“As much as I would like to buck the bearish sentiment, I continue to see EM as an underweight, in currencies, bonds and equities.”
That’s how I ended the last post.
Yet, at the same time, even as crisis deepens in the emerging markets, my eye is on the buy signal because of the relative value.
The strong dollar as precipitating force
Before I get into when to buy, let me go back to why we even have a crisis. And it’s clearly policy divergence and the strong dollar. We first got a whiff of this in 2013 during the taper tantrum, when markets reacted violently to the unexpected announcement that the US would wind down its quantitative easing program.
At the time, Morgan Stanley coined the term “fragile five” to refer to five emerging markets that were the most vulnerable to outflows of foreign capital because their current account deficits made them dependent on foreign capital. We’re talking about Brazil, India, Indonesia, Turkey, and South Africa.
But at some point investor sentiment toward the EM space began to improve and the potential crisis faded from view. But once the regime shift toward a more aggressive rate hiking campaign began with the Chairmanship of Jerome Powell at the Fed, another EM selloff began. And again, we had a crisis.
In both cases, Fed policy and a strong US dollar were a precipitating force. But I don’t know if you could call them the underlying factor. Take a look at the US Dollar Index chart.
When the dollar was gaining the most in 2014, EM was actually recovering. And in 2018, as the dollar has shot up, it has done so to a lower level than in early 2017 and at a rate no greater than throughout 2016.
In short, the currency side isn’t the end all and be all of the EM crisis.
The current situation is getting worse because of liquidity
This morning, the MSCI Emerging Market Index extended losses to a seventh consecutive session, with the index now in bear market territory. And I think this downdraft originates from two places. One is liquidity, with hot money flows causing people to sell. The second is the real economy, now coming under pressure due to worsening currency and interest rate environments.
Yesterday, I mentioned two examples on the real economy side of things, with the Philippines experiencing inflation and South Africa staring at a recession. But I think it’s the money flows that are most important here because they are what create contagion and crisis. The liquidity problems lead and the real economy problems follow.
Now, modern orthodoxy in economics and finance says that free capital flows are good. Yet, on numerous occasions over the past two decades since the Asian Crisis we have seen examples of crises significantly worsened by the withdrawal of global liquidity.
After the Asian Crisis, Asian countries decided to focus on building foreign exchange reserves rather than on restricting capital flows as the best way to forestall a crisis. And I believe we are going to see this solution tested before the EM crisis is over. And that’s because the selloff in foreign exchange markets has set off a chain reaction.
- First, emerging market currencies declined.
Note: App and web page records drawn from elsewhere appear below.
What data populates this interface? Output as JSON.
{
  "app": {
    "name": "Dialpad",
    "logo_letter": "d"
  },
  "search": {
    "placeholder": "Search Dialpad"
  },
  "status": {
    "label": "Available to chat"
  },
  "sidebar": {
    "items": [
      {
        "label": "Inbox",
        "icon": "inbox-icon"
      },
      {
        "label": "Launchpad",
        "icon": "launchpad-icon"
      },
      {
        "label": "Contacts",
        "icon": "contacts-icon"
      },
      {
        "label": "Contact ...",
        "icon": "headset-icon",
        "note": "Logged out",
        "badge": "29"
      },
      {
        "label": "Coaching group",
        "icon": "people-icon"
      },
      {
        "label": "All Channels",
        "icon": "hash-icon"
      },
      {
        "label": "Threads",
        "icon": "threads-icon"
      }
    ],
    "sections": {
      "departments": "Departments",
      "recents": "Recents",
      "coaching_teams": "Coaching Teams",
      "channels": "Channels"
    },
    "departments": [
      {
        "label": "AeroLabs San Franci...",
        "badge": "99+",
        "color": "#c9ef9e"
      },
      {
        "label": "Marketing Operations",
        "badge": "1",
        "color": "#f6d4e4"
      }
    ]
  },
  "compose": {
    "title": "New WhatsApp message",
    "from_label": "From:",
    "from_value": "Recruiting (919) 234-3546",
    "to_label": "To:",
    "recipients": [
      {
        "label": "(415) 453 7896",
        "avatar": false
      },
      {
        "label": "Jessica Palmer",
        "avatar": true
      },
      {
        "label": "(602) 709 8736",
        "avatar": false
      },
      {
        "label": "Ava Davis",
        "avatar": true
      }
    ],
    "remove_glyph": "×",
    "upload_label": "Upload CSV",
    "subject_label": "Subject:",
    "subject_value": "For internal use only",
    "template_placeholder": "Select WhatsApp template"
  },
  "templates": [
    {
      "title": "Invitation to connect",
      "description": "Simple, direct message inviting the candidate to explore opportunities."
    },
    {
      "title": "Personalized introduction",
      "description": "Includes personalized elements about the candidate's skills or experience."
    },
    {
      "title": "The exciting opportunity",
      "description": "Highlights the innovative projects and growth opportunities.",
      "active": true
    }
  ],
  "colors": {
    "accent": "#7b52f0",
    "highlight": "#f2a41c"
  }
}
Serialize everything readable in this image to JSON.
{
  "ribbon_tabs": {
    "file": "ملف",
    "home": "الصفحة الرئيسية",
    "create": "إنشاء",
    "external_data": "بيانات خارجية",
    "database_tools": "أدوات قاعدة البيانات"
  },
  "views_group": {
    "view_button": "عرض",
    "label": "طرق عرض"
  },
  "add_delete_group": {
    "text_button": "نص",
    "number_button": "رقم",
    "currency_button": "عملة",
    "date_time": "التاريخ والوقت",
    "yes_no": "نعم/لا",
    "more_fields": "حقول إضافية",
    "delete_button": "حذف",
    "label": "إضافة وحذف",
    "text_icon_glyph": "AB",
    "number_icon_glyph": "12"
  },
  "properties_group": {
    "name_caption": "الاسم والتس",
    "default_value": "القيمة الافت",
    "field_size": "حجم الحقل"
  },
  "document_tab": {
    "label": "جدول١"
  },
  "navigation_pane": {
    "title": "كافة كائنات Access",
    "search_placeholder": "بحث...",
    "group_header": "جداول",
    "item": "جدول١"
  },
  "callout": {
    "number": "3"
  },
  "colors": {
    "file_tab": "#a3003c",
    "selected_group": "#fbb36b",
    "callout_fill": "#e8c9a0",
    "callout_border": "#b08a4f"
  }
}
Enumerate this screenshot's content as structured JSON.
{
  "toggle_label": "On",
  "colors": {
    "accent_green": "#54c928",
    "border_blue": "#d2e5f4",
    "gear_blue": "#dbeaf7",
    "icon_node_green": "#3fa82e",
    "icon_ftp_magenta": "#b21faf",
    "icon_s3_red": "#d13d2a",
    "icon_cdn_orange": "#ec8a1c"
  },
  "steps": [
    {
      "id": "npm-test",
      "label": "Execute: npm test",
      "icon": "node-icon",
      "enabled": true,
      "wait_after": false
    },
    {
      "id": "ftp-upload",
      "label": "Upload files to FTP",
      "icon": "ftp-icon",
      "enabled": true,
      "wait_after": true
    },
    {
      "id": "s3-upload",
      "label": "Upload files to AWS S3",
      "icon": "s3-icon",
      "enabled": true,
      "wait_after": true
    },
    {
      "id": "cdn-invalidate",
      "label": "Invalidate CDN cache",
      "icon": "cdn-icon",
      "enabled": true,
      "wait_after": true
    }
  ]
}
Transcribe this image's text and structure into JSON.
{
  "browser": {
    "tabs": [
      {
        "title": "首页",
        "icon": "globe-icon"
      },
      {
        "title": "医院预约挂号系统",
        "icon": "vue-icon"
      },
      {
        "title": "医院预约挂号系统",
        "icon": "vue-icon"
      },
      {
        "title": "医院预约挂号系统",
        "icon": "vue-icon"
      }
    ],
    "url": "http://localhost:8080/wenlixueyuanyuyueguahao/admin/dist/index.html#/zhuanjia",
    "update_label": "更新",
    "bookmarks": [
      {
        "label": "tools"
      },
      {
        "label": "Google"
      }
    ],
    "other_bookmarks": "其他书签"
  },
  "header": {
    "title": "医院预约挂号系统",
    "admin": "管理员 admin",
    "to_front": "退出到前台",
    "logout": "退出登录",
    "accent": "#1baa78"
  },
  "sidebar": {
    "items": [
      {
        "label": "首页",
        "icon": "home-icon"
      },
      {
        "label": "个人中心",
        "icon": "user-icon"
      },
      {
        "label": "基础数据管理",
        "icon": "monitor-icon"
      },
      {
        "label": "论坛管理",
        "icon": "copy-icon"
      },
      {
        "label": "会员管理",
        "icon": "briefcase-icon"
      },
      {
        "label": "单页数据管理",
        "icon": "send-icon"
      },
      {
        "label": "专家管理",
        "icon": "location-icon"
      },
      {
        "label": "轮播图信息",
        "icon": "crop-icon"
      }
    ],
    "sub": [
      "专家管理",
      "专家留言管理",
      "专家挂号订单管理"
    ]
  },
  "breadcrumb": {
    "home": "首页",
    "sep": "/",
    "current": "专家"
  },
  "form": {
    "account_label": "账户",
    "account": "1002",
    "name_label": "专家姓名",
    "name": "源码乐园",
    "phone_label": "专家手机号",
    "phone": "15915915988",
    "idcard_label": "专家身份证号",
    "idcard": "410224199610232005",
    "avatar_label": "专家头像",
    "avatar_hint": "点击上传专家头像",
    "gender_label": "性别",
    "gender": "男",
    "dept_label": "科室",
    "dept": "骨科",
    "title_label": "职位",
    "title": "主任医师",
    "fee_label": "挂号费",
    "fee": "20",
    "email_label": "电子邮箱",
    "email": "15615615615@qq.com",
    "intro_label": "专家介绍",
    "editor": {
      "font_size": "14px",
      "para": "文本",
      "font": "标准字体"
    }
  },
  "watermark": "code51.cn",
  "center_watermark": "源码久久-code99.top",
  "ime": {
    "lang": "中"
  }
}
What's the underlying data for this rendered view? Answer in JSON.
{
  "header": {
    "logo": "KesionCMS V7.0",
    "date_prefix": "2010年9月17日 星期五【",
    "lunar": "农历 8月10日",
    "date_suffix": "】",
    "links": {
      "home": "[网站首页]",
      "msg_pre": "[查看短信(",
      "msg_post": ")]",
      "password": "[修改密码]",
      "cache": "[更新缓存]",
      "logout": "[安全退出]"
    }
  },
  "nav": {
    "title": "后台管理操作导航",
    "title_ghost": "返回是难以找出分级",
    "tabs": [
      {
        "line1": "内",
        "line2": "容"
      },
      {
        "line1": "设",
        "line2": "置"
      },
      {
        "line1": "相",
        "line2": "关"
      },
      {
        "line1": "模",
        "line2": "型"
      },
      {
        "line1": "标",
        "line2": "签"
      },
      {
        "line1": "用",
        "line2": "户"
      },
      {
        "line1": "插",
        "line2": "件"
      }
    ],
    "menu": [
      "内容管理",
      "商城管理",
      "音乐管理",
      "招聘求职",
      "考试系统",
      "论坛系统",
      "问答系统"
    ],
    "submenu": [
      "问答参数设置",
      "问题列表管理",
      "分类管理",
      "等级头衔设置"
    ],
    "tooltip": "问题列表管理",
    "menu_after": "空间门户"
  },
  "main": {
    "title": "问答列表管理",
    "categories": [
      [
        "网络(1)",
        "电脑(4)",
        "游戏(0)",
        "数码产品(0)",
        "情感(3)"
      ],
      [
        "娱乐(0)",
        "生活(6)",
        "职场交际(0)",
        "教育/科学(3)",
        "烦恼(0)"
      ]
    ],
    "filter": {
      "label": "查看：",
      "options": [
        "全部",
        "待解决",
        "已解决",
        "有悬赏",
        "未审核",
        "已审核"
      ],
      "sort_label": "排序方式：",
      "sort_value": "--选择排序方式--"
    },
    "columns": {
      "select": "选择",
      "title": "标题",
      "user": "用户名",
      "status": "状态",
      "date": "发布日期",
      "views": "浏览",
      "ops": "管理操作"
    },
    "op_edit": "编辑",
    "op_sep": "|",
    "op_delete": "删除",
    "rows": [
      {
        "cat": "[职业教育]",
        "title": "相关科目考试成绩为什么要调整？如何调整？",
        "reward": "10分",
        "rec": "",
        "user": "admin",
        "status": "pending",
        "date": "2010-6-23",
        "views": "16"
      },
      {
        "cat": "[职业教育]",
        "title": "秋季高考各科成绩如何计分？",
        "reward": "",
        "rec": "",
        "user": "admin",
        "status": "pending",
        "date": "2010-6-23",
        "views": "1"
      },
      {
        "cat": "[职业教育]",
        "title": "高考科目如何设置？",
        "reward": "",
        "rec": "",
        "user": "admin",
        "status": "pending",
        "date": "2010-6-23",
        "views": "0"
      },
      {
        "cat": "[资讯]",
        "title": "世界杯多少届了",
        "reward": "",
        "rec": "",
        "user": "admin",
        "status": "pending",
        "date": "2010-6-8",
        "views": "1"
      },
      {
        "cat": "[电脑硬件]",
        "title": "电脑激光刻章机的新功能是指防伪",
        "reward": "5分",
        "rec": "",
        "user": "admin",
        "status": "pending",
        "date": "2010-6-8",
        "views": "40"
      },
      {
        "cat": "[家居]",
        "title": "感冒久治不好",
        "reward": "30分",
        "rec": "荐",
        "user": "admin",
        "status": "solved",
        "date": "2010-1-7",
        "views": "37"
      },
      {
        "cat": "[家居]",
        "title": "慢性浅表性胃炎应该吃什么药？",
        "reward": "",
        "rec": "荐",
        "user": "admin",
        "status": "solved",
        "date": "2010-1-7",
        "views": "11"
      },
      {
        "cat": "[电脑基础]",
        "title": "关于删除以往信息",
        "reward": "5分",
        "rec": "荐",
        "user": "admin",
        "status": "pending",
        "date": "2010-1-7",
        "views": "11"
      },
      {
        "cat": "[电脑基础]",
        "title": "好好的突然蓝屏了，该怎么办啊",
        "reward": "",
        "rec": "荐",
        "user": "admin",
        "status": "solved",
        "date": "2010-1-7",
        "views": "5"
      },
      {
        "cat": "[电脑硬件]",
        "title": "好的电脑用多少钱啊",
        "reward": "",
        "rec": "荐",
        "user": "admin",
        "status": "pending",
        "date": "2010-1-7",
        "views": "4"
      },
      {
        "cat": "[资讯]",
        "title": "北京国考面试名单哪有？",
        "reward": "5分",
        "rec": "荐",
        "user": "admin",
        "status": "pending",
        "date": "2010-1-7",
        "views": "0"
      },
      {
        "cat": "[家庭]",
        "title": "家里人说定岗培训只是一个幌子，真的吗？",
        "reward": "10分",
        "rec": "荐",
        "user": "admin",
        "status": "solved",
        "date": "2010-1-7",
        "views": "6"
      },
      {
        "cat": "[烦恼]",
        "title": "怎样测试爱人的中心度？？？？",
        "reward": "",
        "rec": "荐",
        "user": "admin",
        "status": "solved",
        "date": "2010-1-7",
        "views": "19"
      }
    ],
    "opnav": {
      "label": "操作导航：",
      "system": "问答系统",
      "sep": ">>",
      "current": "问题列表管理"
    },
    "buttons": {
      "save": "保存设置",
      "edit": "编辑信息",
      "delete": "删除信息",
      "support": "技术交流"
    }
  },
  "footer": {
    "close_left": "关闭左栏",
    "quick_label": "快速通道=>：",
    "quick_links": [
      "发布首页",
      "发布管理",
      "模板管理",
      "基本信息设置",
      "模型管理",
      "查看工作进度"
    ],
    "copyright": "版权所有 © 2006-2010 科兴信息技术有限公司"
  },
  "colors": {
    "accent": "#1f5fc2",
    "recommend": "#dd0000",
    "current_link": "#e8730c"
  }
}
And at some point the decline in the currencies was large enough to precipitate an outflow of investment in bond and equity markets.
- Alarmed by the fall in all three – currency bonds and equities – and at the rise in imported inflation from the fall in currency values. EM central banks began raising interest rates.
- As a result, the real economy started to slow. And EM bonds and equities took a hit due both to the interest rates and the slowing economy.
So, this is all about the receding global liquidity, people pulling their money out of the emerging markets. When that outflow stops, the pain will stop.
What influences liquidity flows?
Some people would say macro fundamentals are the key. That’s why the Fragile Five were called out during the Taper Tantrum. And that’s also why Turkey and Argentina were the first to succumb this go round. But fundamentals can’t completely insulate a country from contagion risk. Investor sentiment driving liquidity flows is simply too important.
For example, data from the Institute of International Finance (IIF) that tracks capital flows into more than 50 emerging markets shows that, after China devalued its currency in 2015, other emerging markets had a sharp rebound in inbound hot money flows. The tide of foreign inflows was the strongest since the taper tantrum. That’s investor positioning at work.
And what’s more, the IIF effectively found that this massive inflow of hot money post-China devaluation meant that EM is now more at risk to a reversal of capital flows. Hence the crisis at hand.
Is the US peaking? Then buy EM
I think the US policy divergence scare is nearly over. And depending upon how this plays out, that’s positive for EM.
If the US economy continues to show strong numbers but is joined by other major central banks like the ECB, the Bank of Japan, Bank of Canada and the Swiss National Bank in raising rates, that means another leg down for EM and a worsening crisis.
On the other hand, if the US economy cools off, then the pace of expected rate hikes will likely fall. And the emerging markets would be off the hook. I think we will have an answer in the next month or two.
In a best case scenario, that means buying the emerging markets very soon.
Over the longer-term, emerging markets are going to have to do something about the tide of hot money. EM businesses have built up an unhealthy stock of foreign currency debt that makes their economies vulnerable to the shifting sentiment of investors. And while the EM complex may escape this particular crisis, eventually it will be caught out. And a withdrawal of global liquidity will almost certainly be the reason why.
Comments are closed.